West Tisbury revisits Mill Pond
The West Tisbury Mill Pond committee has a new third member. Selectmen last week unanimously approved the addition of Rez Williams, the only person who responded to a request for a volunteer.
Mr. Williams, an artist and long-time member of Island conservation organizations, replaces Kent Healy, who resigned from the three-member Mill Pond committee after a disagreement with selectmen and his colleagues on the committee.
Mr. Healy was opposed to the selectmen's approval of a request for Community Preservation Act funds for research and engineering design of a dredging effort. Committee members Bob Woodruff and Craig Saunders requested the funding and favor a dredging effort.
Following the Wednesday meeting, Mr. Williams, who lives a short distance up the Edgartown-West Tisbury Road, told The Times, "I volunteered because I know all of the players. I know the pond. And I used to be chairman of the conservation commission." Referring to a 2007 report the town commissioned on the pond, he said, "Dredging would be the most effective option. Dredging will prevent it from becoming a marsh."
Also at the meeting, the selectmen discussed the town's noise bylaw with town resident Nicolas Puner, who said he was appearing at the meeting on behalf of himself and two neighbors, Barbara Smith and William Stewart. He was there to discuss the noise emanating from Focus, a private Christian youth camp, and the Lambert's Cove Inn off Lambert's Cove Road, and changes to the bylaw.
In a letter to the selectmen, Mr. Puner said he and his neighbors were subjected to amplified music that he described as noise pollution, from both properties frequently. "In addition, Focus generates further noise pollution through near-daily boisterous outdoor activities, especially in the summer," he wrote.
Mr. Puner continued, "The town bylaw was intended to deal with occasional noise from residences.
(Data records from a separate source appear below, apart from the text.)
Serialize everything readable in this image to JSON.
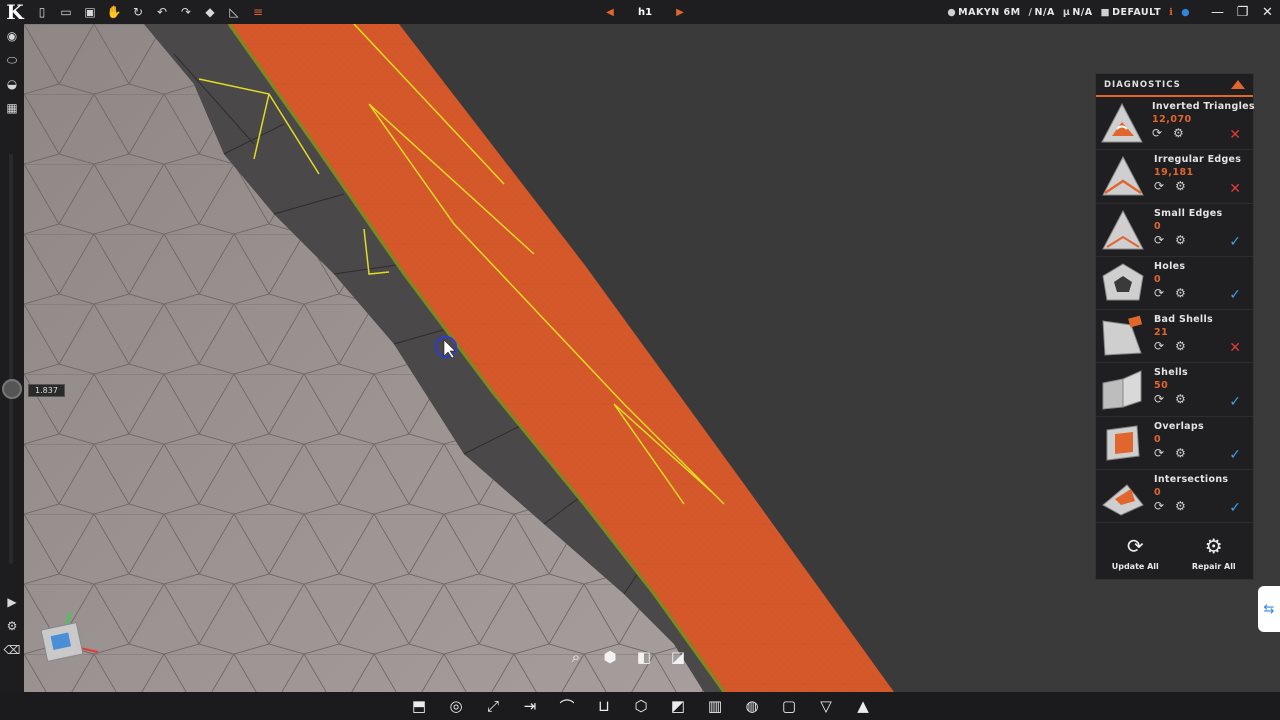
{
  "app": {
    "logo": "K"
  },
  "toolbar": {
    "icons": [
      "new-file-icon",
      "open-folder-icon",
      "save-icon",
      "pan-hand-icon",
      "rotate-icon",
      "undo-icon",
      "redo-icon",
      "marker-icon",
      "measure-icon",
      "dropdown-icon"
    ]
  },
  "document_nav": {
    "name": "h1",
    "prev_glyph": "◀",
    "next_glyph": "▶"
  },
  "status": {
    "makyn": "MAKYN 6M",
    "na1": "N/A",
    "na2": "N/A",
    "profile": "DEFAULT",
    "info_glyph": "ℹ"
  },
  "window": {
    "minimize": "—",
    "maximize": "❐",
    "close": "✕"
  },
  "viewport": {
    "value_label": "1.837"
  },
  "diagnostics": {
    "title": "DIAGNOSTICS",
    "items": [
      {
        "name": "Inverted Triangles",
        "count": "12,070",
        "status": "bad",
        "status_glyph": "✕"
      },
      {
        "name": "Irregular Edges",
        "count": "19,181",
        "status": "bad",
        "status_glyph": "✕"
      },
      {
        "name": "Small Edges",
        "count": "0",
        "status": "ok",
        "status_glyph": "✓"
      },
      {
        "name": "Holes",
        "count": "0",
        "status": "ok",
        "status_glyph": "✓"
      },
      {
        "name": "Bad Shells",
        "count": "21",
        "status": "bad",
        "status_glyph": "✕"
      },
      {
        "name": "Shells",
        "count": "50",
        "status": "ok",
        "status_glyph": "✓"
      },
      {
        "name": "Overlaps",
        "count": "0",
        "status": "ok",
        "status_glyph": "✓"
      },
      {
        "name": "Intersections",
        "count": "0",
        "status": "ok",
        "status_glyph": "✓"
      }
    ],
    "update_all": "Update All",
    "repair_all": "Repair All"
  },
  "colors": {
    "accent": "#e0662e",
    "ok": "#3fa0e8",
    "bad": "#e23a3a",
    "mesh_orange": "#d4582a",
    "mesh_grey": "#9a9190"
  }
}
It contains no provision for dealing with both regular and continuous noise that is the byproduct of the routine activities occurring on special use operations located primarily in residential districts."
Initially, the selectmen advised Mr. Puner to draft his recommended bylaw language and submit it, along with 10 petition signatures, for a town meeting vote in the spring. After further discussion, the selectmen agreed to review the language Mr. Puner drafts and then decide if they wish to sponsor the bylaw change as a warrant on that meeting agenda.
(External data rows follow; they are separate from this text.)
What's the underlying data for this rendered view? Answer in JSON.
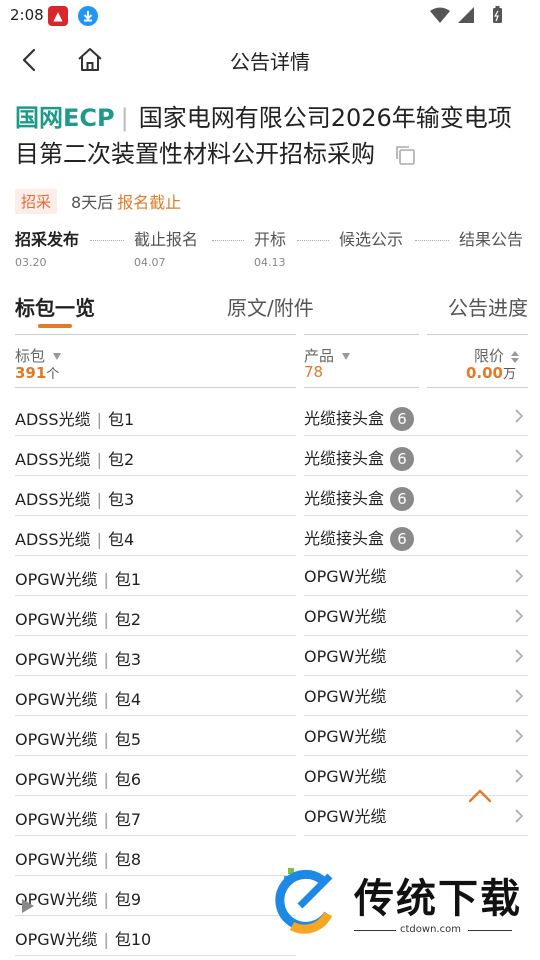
{
  "status_bar": {
    "time": "2:08"
  },
  "header": {
    "title": "公告详情"
  },
  "notice": {
    "brand": "国网ECP",
    "brand_separator": "|",
    "title": "国家电网有限公司2026年输变电项目第二次装置性材料公开招标采购",
    "category": "招采",
    "days_left": "8天后",
    "deadline_status": "报名截止"
  },
  "timeline": [
    {
      "label": "招采发布",
      "date": "03.20"
    },
    {
      "label": "截止报名",
      "date": "04.07"
    },
    {
      "label": "开标",
      "date": "04.13"
    },
    {
      "label": "候选公示",
      "date": ""
    },
    {
      "label": "结果公告",
      "date": ""
    }
  ],
  "tabs": [
    {
      "label": "标包一览"
    },
    {
      "label": "原文/附件"
    },
    {
      "label": "公告进度"
    }
  ],
  "filters": {
    "package": {
      "label": "标包",
      "value": "391",
      "unit": "个"
    },
    "product": {
      "label": "产品",
      "value": "78"
    },
    "price": {
      "label": "限价",
      "value": "0.00",
      "unit": "万"
    }
  },
  "rows": [
    {
      "name": "ADSS光缆",
      "pkg": "包1",
      "product": "光缆接头盒",
      "count": "6"
    },
    {
      "name": "ADSS光缆",
      "pkg": "包2",
      "product": "光缆接头盒",
      "count": "6"
    },
    {
      "name": "ADSS光缆",
      "pkg": "包3",
      "product": "光缆接头盒",
      "count": "6"
    },
    {
      "name": "ADSS光缆",
      "pkg": "包4",
      "product": "光缆接头盒",
      "count": "6"
    },
    {
      "name": "OPGW光缆",
      "pkg": "包1",
      "product": "OPGW光缆",
      "count": ""
    },
    {
      "name": "OPGW光缆",
      "pkg": "包2",
      "product": "OPGW光缆",
      "count": ""
    },
    {
      "name": "OPGW光缆",
      "pkg": "包3",
      "product": "OPGW光缆",
      "count": ""
    },
    {
      "name": "OPGW光缆",
      "pkg": "包4",
      "product": "OPGW光缆",
      "count": ""
    },
    {
      "name": "OPGW光缆",
      "pkg": "包5",
      "product": "OPGW光缆",
      "count": ""
    },
    {
      "name": "OPGW光缆",
      "pkg": "包6",
      "product": "OPGW光缆",
      "count": ""
    },
    {
      "name": "OPGW光缆",
      "pkg": "包7",
      "product": "OPGW光缆",
      "count": ""
    },
    {
      "name": "OPGW光缆",
      "pkg": "包8",
      "product": "",
      "count": ""
    },
    {
      "name": "OPGW光缆",
      "pkg": "包9",
      "product": "",
      "count": ""
    },
    {
      "name": "OPGW光缆",
      "pkg": "包10",
      "product": "",
      "count": ""
    }
  ],
  "watermark": {
    "title": "传统下载",
    "url": "ctdown.com"
  },
  "colors": {
    "brand": "#1f9a8a",
    "accent": "#e07b2a",
    "badge_bg": "#fbeee9"
  }
}
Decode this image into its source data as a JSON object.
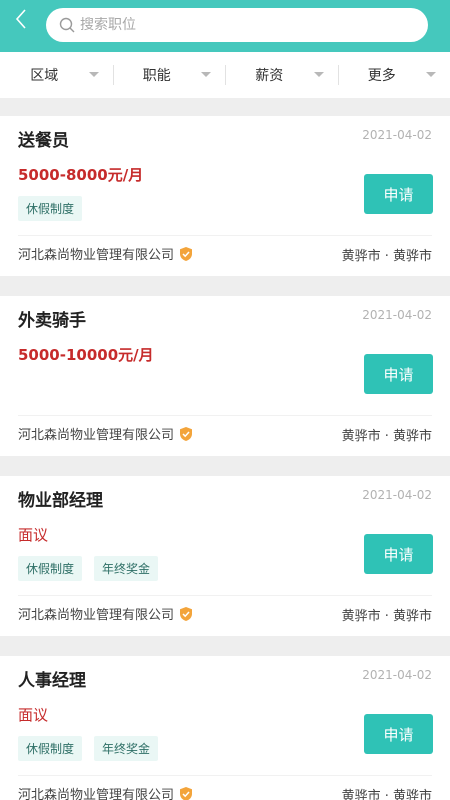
{
  "search": {
    "placeholder": "搜索职位"
  },
  "filters": [
    {
      "label": "区域"
    },
    {
      "label": "职能"
    },
    {
      "label": "薪资"
    },
    {
      "label": "更多"
    }
  ],
  "apply_label": "申请",
  "jobs": [
    {
      "title": "送餐员",
      "date": "2021-04-02",
      "salary": "5000-8000元/月",
      "tags": [
        "休假制度"
      ],
      "company": "河北森尚物业管理有限公司",
      "location": "黄骅市 · 黄骅市"
    },
    {
      "title": "外卖骑手",
      "date": "2021-04-02",
      "salary": "5000-10000元/月",
      "tags": [],
      "company": "河北森尚物业管理有限公司",
      "location": "黄骅市 · 黄骅市"
    },
    {
      "title": "物业部经理",
      "date": "2021-04-02",
      "salary": "面议",
      "tags": [
        "休假制度",
        "年终奖金"
      ],
      "company": "河北森尚物业管理有限公司",
      "location": "黄骅市 · 黄骅市"
    },
    {
      "title": "人事经理",
      "date": "2021-04-02",
      "salary": "面议",
      "tags": [
        "休假制度",
        "年终奖金"
      ],
      "company": "河北森尚物业管理有限公司",
      "location": "黄骅市 · 黄骅市"
    }
  ],
  "colors": {
    "header": "#45c8bd",
    "accent": "#2fc2b6",
    "salary": "#c62b2b",
    "verified": "#f3a43b"
  }
}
But Mr. Puner apparently had a change of mind following a conversation with Lambert's Cove Inn owner Scott Jones.
Mr. Jones told The Times that he spoke to Mr. Puner and that Mr. Puner had agreed to withdraw his request for revision of the town's noise bylaw. Mr. Puner could not be reached for comment regarding any agreement.
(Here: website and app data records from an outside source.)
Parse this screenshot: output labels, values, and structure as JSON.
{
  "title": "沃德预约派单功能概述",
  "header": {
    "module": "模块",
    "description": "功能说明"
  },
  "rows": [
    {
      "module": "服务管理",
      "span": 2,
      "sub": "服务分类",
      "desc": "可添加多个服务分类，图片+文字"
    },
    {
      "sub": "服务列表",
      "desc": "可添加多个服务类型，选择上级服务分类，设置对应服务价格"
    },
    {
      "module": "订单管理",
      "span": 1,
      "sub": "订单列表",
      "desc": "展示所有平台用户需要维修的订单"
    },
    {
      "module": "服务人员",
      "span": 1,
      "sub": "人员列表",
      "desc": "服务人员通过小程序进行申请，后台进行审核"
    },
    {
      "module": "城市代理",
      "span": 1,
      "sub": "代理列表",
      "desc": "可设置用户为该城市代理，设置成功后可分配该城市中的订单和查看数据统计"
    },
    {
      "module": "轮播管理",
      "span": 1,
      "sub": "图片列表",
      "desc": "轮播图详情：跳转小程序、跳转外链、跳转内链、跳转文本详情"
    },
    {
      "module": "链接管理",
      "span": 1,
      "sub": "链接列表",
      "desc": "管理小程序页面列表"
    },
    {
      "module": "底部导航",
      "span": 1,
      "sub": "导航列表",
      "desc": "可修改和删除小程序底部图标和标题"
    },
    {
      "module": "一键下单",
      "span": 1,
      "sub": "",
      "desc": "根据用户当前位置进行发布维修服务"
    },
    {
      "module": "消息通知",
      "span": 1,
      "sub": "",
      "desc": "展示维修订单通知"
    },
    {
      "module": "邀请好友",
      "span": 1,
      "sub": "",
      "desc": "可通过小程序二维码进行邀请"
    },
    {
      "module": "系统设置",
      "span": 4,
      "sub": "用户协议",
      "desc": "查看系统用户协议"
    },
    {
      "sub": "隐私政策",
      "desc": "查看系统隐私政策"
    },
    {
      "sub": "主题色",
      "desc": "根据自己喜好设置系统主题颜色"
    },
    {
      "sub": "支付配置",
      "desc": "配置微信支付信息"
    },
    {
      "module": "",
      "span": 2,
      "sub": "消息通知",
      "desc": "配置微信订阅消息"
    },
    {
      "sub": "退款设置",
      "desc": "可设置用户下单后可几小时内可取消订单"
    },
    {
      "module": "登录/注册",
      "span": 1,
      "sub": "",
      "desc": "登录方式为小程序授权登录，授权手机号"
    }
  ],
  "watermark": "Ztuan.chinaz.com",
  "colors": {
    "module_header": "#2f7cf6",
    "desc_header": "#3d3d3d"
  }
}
Speaking with The Times about the rules under which his popular inn operates, Mr. Jones said the inn cuts off its outdoor music at 9:30 pm as a courtesy to its neighbors and hosts fewer than 10 weddings a year. "Maybe three or four are even outdoors," he said. "We would fight any effort to cut back the time further, because it would really hurt our business. Now, people wanting to book a wedding are unhappy to learn that they have to stop the music at 9:30 pm."
In other business on December 9, the selectmen also unanimously approved the recommendation of the shellfish committee to allow commercial fishermen to have unlicensed guests aboard their boats, as long as those guests do not touch fishing gear.
And, executive secretary Jennifer Rand announced that the Martha's Vineyard Horse Council had bestowed its 2009 Fisher Memorial Award to the renovated Town Hall project for "exemplifying the spirit of Anne and Tony Fisher through improvement and beautification of the Island be it a home, farm or business."